# WHAT IS REQUIRED
As the answer, give every line of the records that includes the word "name".

# RECORD EXCERPTS
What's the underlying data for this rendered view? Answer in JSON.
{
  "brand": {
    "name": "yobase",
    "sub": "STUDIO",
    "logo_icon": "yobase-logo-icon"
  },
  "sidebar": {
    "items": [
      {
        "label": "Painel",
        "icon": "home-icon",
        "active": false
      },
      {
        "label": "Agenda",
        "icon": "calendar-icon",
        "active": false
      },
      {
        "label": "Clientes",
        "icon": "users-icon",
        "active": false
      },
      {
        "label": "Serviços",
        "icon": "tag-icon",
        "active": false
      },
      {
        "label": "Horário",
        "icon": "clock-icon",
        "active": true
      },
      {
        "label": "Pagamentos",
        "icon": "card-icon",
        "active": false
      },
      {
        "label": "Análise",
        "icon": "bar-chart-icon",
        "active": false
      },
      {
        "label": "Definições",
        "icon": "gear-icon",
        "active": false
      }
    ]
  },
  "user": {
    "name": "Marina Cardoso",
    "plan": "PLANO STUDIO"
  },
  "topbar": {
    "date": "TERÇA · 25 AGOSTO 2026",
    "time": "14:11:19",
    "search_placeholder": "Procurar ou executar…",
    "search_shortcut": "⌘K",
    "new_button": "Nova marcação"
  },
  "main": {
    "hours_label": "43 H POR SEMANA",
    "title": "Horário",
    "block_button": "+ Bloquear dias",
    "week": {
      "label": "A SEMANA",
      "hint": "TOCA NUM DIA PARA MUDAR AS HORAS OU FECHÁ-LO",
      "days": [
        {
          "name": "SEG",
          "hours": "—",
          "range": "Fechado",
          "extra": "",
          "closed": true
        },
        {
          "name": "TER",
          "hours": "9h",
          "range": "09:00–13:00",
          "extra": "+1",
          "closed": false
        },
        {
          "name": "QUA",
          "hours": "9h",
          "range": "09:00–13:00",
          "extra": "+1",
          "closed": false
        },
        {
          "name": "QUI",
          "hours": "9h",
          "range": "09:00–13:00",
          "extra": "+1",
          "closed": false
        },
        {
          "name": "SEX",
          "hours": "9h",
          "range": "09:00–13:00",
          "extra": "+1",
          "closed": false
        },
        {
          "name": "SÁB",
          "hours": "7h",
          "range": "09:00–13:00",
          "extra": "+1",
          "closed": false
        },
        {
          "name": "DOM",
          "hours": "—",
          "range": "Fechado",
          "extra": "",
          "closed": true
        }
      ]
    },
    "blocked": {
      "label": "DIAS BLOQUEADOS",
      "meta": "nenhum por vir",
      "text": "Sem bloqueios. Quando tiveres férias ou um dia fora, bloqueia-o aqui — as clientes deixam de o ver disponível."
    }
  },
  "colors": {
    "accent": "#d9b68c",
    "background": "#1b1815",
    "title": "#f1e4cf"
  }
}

# ANSWER SPACE
    "name": "yobase",
    "name": "Marina Cardoso",
          "name": "SEG",
          "name": "TER",
          "name": "QUA",
          "name": "QUI",
          "name": "SEX",
          "name": "SÁB",
          "name": "DOM",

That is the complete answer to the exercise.